Letter: Confessions of an accordion cleaner BMJ Volume 335, p 630
The smoking ban has not only improved air quality in Irish pubs but also
appears to have improved the quality of the music, according to doctors
in a letter to this week¹s BMJ.
The pub session (or seisin in Gaelic), where musicians gather to play
traditional music together, is commonplace throughout bars in Ireland,
write John Garvey and colleagues. Instruments include the accordion,
concertina, melodeon and Uilleann (or Irish) bagpipes, all of which are
There is, they say, anecdotal evidence that the interiors of accordions
played regularly in smoke-filled environments are dirtied as a result of
the trapping of contaminant particles circulating in the air as it
filters through the instrument.
So they conducted a telephone survey of all workers involved in the
cleaning, repair, maintenance, and renovation of accordions in the
Republic of Ireland. They managed to contact six out of seven such
All participants pointed out that a strong smell of cigarette smoke
emanated from accordions played in a smoke-filled environment when they
are opened. Soot-like dirt is also deposited throughout the instrument
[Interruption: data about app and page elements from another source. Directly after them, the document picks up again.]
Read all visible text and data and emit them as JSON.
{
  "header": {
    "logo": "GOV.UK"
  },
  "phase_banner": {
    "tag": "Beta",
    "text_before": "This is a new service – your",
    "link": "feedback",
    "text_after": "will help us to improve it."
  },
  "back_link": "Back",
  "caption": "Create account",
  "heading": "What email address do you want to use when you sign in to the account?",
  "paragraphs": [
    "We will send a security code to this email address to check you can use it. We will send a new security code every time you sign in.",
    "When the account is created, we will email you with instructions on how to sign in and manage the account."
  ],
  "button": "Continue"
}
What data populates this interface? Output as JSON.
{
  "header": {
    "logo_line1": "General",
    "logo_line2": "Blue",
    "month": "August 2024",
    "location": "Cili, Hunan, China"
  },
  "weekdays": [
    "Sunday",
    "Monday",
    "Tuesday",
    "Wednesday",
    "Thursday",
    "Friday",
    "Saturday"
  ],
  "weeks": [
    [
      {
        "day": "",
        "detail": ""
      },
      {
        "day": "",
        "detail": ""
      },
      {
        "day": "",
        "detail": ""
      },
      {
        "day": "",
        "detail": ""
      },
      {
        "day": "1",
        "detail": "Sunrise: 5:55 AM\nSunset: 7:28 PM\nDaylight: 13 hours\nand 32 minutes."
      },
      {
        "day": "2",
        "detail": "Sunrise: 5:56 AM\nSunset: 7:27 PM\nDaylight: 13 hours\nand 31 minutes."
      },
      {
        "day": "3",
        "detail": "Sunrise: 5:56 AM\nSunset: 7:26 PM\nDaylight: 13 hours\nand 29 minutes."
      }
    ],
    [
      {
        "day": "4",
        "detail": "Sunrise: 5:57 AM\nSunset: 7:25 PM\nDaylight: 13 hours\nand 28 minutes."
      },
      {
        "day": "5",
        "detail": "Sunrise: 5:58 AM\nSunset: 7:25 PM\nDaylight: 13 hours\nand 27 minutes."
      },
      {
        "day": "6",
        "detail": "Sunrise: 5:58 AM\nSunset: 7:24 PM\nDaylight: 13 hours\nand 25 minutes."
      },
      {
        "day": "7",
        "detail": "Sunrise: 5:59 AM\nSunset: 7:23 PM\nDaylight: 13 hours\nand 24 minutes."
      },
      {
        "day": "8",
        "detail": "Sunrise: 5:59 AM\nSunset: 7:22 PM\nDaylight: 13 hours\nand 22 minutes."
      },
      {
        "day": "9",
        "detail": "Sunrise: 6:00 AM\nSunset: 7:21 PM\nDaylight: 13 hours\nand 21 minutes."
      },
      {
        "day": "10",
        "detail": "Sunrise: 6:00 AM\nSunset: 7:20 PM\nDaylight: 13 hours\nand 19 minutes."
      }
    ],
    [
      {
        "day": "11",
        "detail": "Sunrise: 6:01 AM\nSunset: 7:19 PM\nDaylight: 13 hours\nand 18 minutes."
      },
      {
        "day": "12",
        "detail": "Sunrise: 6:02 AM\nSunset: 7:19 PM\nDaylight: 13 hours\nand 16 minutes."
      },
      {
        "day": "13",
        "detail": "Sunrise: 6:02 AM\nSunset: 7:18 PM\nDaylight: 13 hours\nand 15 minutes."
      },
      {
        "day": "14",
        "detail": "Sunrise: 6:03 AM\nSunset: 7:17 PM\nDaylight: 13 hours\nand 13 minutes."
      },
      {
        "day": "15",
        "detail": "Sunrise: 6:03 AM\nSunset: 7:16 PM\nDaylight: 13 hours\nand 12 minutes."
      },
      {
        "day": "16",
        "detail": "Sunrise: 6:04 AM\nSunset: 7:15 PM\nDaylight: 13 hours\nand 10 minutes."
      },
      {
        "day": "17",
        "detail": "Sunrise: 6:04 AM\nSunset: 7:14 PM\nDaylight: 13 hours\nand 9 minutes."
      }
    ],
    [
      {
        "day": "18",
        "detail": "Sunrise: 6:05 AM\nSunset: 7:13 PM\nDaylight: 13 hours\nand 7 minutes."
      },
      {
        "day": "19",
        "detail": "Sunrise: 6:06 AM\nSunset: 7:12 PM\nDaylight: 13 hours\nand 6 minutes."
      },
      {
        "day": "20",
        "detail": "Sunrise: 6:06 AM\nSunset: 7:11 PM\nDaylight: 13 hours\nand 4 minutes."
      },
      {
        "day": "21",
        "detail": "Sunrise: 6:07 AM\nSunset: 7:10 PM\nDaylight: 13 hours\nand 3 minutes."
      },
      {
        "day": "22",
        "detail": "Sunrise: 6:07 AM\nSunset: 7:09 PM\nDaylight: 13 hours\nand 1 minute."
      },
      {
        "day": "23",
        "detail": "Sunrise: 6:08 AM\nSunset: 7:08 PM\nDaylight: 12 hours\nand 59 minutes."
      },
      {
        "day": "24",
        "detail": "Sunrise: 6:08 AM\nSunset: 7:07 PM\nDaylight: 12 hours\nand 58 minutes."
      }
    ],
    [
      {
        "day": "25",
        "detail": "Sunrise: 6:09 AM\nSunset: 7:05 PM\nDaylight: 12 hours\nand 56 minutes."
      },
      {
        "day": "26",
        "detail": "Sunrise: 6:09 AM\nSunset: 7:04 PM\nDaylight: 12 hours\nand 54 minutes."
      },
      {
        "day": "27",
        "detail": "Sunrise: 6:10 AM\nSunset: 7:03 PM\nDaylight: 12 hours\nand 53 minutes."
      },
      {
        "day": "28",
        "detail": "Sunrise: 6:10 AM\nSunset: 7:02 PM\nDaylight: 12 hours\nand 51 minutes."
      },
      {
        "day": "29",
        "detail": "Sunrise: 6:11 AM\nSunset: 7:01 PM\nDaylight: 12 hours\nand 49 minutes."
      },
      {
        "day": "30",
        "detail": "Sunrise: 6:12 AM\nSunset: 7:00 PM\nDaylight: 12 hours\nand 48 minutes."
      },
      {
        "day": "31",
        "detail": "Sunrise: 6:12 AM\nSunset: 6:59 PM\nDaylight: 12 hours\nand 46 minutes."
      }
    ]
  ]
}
but particularly where air enters the bellows through the air inlet
valve and on the reeds.
One repairer commented that the deposition of dirt could be substantial
enough to affect the pitch of the reed. Two others claimed that if a
musician tended to play in a particular key, that this could be
determined from the distribution of dirt around particular reeds.
All who were questioned stated categorically that these signs had
definitely improved in accordions they had worked on since the
introduction of the smoking ban in Ireland.
The authors conclude: ³Our results provide further evidence that the
smoking ban has improved air quality in Irish bars and its
implementation in the face of initial opposition has been music to the
ears of the people of Ireland.²
Click here to view full letter (p4 of pdf):
- posted 11 years ago